- [EXERCISE DIRECTIONS]: Each line that includes the word "conta" should be copied from the records.

- [INFORMATION PROVIDED]:

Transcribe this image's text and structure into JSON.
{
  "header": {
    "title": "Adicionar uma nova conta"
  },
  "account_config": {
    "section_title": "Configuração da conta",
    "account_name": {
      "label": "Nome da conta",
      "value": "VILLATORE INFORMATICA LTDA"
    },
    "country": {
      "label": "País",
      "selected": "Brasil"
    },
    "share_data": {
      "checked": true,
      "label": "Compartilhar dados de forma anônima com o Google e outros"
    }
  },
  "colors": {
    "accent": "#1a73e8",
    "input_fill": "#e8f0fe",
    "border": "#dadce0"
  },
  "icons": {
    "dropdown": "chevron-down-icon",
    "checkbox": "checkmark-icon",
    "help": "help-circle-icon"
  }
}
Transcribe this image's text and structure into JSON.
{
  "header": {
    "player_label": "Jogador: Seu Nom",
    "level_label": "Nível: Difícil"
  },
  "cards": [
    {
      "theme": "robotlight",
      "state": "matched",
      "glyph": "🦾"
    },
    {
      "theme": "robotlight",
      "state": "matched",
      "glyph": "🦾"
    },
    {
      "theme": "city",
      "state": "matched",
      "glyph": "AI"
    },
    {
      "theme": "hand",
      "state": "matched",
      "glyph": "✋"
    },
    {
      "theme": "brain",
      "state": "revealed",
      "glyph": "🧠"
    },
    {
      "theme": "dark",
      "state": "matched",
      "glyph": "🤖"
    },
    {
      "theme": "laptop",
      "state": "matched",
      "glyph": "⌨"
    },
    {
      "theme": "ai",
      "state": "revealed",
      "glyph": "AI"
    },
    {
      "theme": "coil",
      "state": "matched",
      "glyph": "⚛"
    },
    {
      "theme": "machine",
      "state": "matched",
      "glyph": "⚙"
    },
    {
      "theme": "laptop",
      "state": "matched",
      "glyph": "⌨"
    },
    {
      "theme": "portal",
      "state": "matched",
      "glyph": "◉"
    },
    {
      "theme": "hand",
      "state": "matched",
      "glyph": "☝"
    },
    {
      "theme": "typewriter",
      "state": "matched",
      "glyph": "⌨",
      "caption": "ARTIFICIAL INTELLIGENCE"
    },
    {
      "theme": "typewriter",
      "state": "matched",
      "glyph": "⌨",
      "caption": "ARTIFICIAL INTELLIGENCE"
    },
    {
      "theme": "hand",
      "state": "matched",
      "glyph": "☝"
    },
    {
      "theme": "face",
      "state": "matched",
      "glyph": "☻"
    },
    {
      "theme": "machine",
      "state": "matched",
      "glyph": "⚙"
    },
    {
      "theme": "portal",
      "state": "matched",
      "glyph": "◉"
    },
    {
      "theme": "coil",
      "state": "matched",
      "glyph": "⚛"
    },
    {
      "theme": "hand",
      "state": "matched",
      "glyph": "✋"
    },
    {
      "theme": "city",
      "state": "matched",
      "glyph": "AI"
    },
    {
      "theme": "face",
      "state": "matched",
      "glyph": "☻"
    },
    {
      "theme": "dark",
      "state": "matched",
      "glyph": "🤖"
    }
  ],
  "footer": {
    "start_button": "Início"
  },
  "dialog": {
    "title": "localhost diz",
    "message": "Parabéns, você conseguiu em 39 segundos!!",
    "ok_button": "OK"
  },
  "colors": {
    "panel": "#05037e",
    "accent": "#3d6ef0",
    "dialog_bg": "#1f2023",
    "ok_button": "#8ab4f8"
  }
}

- [TASK RESULT]:
    "title": "Adicionar uma nova conta"
    "section_title": "Configuração da conta",
      "label": "Nome da conta",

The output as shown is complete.